we have converted virtually all of A.48 0.00 1.54 0.73 6.72 6 5 pH 4 3 2 1 0 0 20 40 buffered unbuffered 60 80 100 ml HCl added For the addition of 100 ml of HCl.09 mmol 1. After addition.78 0.35 0.1 mmol ml HCl added 0 10 20 30 40 50 60 70 80 90 pH unbuffered 7.91 6. The addition of our first 10 ml can be expected to react the the conjugate base.40 6.00 6.Addition of 10 ml 1.52 6. .0 M = [HA] + [A-] where [A ] is negligible.0 M HCl to our buffered system.32 7 buffered 7. converting it to the acid.05 5. [A-] [HA] 0.11 moles of the acid form. there are 0.63 6.to HA so the calculation is different.04 0.09 moles of the base form and 0.64 0.10 moles of both the acid and conjugate base forms. This is a standard weak acid calculation.25 6. We started with 0. 1.82 6.00 x 10-7 = [H+][A-] [HA] When we account for dilution.39 0.43 0. KA = 1.

[ HA ] [ HA ] = 0.0 0. = 10 [ HA ] Concentration.

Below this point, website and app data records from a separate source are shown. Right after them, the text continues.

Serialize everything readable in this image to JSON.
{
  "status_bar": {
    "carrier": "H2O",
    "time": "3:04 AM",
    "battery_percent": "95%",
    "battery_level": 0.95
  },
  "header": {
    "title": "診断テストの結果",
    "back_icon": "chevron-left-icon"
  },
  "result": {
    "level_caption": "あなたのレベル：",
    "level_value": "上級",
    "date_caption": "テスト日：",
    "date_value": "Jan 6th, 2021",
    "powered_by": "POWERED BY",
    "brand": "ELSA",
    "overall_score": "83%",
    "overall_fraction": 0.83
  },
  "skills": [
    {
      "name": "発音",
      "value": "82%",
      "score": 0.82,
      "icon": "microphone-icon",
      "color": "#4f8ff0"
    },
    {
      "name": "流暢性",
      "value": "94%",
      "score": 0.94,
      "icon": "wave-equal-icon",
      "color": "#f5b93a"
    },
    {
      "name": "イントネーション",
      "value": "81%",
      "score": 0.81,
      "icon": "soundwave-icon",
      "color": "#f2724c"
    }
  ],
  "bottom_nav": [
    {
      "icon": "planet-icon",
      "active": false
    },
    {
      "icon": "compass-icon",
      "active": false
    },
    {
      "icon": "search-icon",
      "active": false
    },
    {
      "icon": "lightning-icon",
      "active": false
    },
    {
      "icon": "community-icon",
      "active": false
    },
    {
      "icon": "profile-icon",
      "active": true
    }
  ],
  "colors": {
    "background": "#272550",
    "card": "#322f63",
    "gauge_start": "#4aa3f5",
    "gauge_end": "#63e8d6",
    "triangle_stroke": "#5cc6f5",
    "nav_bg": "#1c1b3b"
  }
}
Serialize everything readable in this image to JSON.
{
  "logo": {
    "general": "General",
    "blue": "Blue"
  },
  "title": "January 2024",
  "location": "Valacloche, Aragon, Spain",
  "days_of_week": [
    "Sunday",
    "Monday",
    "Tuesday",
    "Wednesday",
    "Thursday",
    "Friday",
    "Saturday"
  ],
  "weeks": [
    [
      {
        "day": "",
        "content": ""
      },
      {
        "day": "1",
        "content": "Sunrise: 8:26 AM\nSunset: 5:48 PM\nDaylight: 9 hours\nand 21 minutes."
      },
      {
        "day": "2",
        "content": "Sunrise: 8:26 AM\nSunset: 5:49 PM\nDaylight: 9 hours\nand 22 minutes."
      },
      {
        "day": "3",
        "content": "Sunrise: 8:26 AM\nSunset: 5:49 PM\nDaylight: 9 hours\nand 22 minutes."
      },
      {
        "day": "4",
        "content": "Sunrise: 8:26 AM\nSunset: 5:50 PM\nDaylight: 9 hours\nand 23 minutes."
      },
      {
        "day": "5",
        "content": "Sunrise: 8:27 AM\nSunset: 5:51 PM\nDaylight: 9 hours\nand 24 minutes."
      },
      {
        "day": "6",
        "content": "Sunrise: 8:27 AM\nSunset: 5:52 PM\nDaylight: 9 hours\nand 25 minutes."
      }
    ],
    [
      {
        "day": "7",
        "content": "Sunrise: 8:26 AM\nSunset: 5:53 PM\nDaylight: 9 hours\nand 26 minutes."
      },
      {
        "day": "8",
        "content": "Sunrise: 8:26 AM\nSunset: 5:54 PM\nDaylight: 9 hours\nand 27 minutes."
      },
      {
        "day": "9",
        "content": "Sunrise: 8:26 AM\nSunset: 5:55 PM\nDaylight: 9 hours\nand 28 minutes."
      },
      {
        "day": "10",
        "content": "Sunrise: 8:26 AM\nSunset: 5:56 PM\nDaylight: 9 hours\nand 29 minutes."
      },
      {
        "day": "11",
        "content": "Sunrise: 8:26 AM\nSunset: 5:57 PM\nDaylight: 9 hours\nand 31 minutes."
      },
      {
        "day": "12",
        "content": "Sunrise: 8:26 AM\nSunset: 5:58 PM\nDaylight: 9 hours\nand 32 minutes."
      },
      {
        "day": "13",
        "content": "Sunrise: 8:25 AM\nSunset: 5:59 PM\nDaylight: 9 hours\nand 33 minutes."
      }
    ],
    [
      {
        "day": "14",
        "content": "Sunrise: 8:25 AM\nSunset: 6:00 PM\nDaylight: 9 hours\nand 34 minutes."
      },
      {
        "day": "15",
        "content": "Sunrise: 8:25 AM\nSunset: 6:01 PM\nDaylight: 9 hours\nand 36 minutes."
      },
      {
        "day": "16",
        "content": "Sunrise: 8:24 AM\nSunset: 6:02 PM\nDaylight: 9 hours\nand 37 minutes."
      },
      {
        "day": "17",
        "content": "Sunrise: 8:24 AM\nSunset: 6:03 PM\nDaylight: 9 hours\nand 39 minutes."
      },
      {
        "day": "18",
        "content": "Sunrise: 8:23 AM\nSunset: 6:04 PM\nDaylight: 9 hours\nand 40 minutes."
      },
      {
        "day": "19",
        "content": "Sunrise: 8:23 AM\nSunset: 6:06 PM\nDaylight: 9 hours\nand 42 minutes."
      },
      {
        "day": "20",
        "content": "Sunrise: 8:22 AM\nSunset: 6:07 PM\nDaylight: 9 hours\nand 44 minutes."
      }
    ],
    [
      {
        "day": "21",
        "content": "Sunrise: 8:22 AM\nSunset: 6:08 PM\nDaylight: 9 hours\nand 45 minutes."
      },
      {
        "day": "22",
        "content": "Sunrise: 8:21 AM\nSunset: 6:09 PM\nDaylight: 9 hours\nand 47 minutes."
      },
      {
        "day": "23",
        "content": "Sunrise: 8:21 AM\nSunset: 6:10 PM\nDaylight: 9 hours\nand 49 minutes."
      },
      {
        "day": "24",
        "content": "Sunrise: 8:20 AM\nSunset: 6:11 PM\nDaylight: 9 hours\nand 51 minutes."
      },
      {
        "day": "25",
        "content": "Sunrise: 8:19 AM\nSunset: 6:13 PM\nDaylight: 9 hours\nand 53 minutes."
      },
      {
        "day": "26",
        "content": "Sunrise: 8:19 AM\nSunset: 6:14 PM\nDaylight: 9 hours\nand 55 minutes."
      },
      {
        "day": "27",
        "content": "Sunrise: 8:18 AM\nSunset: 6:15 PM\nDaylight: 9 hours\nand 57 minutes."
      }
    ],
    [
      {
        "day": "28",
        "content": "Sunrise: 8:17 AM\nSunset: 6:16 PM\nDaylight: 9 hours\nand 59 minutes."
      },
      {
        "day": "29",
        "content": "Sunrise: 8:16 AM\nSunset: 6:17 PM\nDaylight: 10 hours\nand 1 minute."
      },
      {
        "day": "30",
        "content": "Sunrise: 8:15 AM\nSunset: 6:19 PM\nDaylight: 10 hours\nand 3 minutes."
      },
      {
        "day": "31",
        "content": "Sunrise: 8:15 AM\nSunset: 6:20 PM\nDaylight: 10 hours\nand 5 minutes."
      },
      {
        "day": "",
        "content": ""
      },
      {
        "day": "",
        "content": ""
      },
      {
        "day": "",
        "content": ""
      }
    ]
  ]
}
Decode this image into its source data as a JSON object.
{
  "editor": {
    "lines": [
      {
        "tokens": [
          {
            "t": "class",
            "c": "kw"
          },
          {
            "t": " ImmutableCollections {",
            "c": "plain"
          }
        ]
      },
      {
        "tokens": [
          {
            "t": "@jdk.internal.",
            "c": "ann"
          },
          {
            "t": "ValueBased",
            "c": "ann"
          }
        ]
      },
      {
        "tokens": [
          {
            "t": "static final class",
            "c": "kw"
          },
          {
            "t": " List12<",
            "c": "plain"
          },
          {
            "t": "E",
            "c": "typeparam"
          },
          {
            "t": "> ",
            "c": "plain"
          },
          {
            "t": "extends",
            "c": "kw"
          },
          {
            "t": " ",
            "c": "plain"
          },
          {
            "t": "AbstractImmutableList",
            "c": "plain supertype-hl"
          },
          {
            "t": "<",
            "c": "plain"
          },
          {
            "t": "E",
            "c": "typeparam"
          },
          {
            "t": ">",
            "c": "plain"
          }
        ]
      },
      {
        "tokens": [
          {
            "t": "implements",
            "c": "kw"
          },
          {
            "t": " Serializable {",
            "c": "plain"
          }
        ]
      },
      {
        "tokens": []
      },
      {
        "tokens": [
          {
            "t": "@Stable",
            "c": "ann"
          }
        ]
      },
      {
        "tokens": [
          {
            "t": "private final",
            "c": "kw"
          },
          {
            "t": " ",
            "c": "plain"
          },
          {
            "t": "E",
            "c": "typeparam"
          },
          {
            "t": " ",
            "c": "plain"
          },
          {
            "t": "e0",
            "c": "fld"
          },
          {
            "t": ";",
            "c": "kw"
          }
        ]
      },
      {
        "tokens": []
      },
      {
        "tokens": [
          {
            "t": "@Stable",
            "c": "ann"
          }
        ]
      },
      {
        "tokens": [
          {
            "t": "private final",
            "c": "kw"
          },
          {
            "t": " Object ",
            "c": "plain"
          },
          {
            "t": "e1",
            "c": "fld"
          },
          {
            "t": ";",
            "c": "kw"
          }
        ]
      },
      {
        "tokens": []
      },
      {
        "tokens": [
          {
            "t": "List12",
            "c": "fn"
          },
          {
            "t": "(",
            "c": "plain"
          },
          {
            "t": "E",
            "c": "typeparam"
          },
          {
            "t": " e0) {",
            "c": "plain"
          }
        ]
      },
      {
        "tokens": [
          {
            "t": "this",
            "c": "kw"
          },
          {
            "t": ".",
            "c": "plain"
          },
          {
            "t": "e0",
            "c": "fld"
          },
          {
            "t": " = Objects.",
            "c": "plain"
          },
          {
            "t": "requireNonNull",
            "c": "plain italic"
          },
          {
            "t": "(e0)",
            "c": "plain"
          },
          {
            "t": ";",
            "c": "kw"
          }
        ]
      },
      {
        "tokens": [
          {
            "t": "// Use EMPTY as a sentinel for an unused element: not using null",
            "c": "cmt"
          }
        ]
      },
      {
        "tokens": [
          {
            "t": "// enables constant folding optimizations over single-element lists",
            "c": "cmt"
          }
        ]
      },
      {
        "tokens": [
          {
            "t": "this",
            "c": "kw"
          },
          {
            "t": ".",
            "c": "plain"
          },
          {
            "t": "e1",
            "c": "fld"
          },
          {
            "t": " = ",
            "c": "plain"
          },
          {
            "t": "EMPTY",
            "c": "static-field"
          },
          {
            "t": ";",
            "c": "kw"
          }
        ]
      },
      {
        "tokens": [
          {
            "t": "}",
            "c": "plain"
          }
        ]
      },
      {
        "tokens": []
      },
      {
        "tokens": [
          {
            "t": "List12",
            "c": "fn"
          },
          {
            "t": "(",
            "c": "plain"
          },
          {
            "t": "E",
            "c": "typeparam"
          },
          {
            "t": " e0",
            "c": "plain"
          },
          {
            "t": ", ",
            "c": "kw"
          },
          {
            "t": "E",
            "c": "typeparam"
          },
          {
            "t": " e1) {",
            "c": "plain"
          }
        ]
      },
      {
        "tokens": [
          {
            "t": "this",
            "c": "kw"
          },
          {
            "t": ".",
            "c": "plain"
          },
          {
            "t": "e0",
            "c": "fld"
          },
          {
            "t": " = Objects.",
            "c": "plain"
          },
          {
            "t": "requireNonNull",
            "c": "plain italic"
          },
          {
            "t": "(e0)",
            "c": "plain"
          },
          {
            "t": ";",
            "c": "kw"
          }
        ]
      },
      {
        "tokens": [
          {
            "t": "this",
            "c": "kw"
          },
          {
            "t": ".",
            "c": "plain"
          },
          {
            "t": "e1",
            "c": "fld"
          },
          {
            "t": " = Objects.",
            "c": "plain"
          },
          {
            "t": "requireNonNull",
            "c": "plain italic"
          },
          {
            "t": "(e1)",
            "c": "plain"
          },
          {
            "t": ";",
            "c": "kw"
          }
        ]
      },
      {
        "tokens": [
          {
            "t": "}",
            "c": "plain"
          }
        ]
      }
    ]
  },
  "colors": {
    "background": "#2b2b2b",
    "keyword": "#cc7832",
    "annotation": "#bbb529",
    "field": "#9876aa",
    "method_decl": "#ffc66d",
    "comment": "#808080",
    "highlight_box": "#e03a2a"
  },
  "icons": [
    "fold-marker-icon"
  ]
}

The concentration of our buffer system determines how much acid or base it can deal with. pH 4 3 2 1 0 0 20 40 60 80 100 ml HCl added [A-] [HA] [A-] [HA] Assume that [ HA ] = [ A.] [A-] [HA] We’ll only worry about addition of a base.22 C The capacity may be smaller if you don’t start with a 1:1 mixture.022 0.011 0.050 0. a buffer only has a limit ability to reduce pH changes.] = C.0022 [A-] = 2 C . buffered unbuffered The pKA determines the range where a buffer is useful. where C is the initial concentration of either the acid or base Buffer capacity in general is then 1 = log [ A.10 0. M 1.22 0.010 Buffer capacity (mol) 0.11 0.7 6 5 Obviously.50 0. .